Looking back at NOWData D.C. has experienced temperatures well above average in the fall and winter months. For the previous two years, D.C. has reached temperatures in the 90s in October.
The city had a high of 98 degrees in October 2019 and 90 in October 2018.
We've seen highs in the 60s in January seven of the last 10 years (from 2010 to 2019). Highs have hit the 70s in January only twice in the last 10 years.
February is typically the snowiest month in D.C., but in the last 10 years, we've seen highs in the 70s even 80s in five of the last 10 years. Temperatures reached 74 degrees in February 2019, 82 degrees in February 2018, and 80 degrees in February 2017.
90 degree days:
D.C. had highs of 90 degrees and above 62 days in 2019. The most in the last decade were 67 days in 2010. The year with the least amount of 90 degree days was 2014 with 24 days of temperatures at least 90 degrees or above.
So it's warmer, now what
Warmer temperatures have already brought some notable changes to D.C.
Cherry Blossoms: The average first date of cherry blossoms peak bloom is now April 1st, according to Climate Central. Data was analyzed from 1981 to 2010. The previous average peak bloom date was April 6, with data analyzed from 1931-1960. The National Park Service noted that D.C. is warming an average 1.6 degrees Celsius per century. Earlier bloom dates could put cherry blossoms at risk for damage. For example if you get a few warm days in February followed by a shot of very cold air, trees may become damaged. As the trees are flowering early, they are vulnerable to cold air since it's still winter.

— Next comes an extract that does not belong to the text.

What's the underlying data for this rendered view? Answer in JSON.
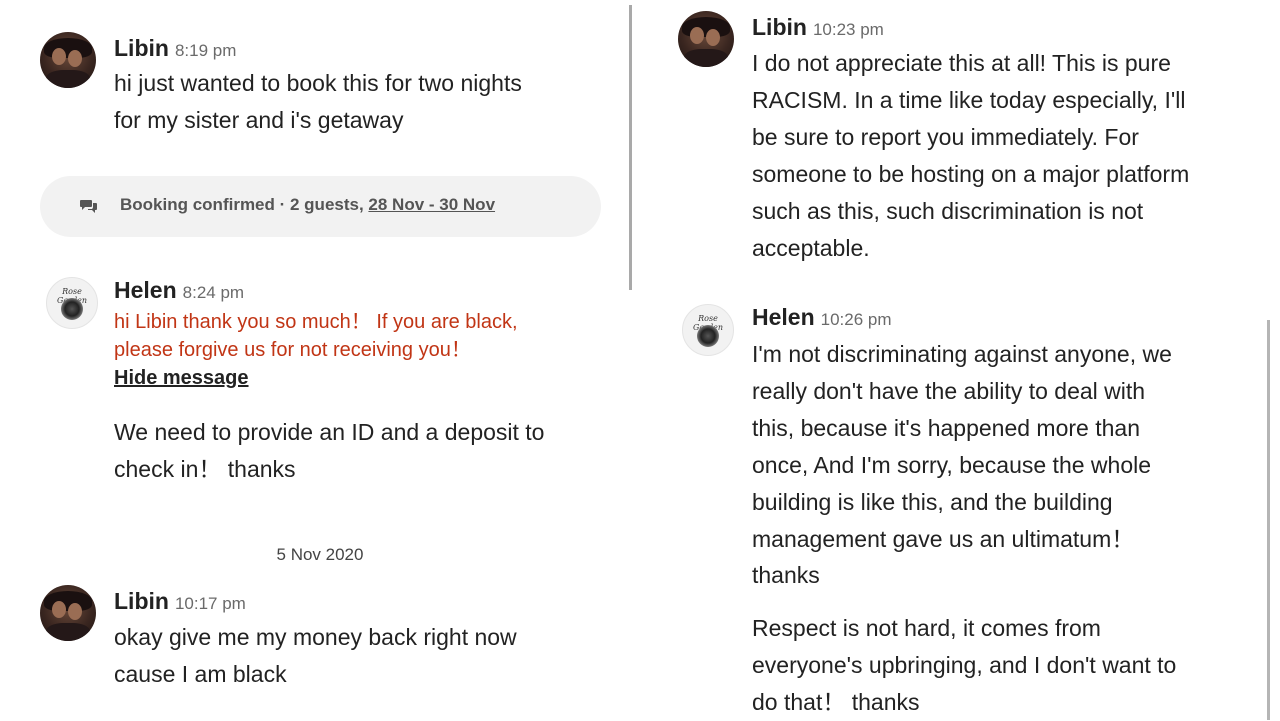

Mosquitoes: A warmer climate in D.C. means a better habitat for bugs and insects, some of which carry diseases that are a threat to our health.
The data for D.C. shows that on average the city is experiencing five additional mosquito "Disease Danger Days", compared to a half-century ago.
Scientists believe that warmer temperatures will contribute to more people being at risk for contracting mosquito borne illnesses, such as Dengue, Zika virus, Chikungunya virus and West Nile. Warmer weather gives mosquitoes a better environment, more time to transmit diseases and new locations to thrive in.
U.S. 2019 Trend
In 2019, wet was the keyword. It was the second wettest year on record in the U.S., according to the National Oceanic and Atmospheric Administration. The wettest year on record in the U.S. was 1973.
In terms of temperatures, 2019 was the coolest year across the lower 48 states, since 2014. Despite, the cooler year the temperatures were still above average. Last year, the average temperature in the U.S. was 52.7 degrees, which is 0.7 of a degree above the 20th-century average, NOAA officials said.
Georgia and North Carolina each saw their hottest years on record, while Alaska continued to see record warmth with the state's warmest year on record.
The 2010s showed a trend of an increasing number of billion-dollar flooding events.
In 2019 alone, NOAA reported 14 weather and climate events which cost more than 1 billion dollars each. These include Hurricane Dorian and flooding in Missouri, Arkansas and Mississippi River flooding.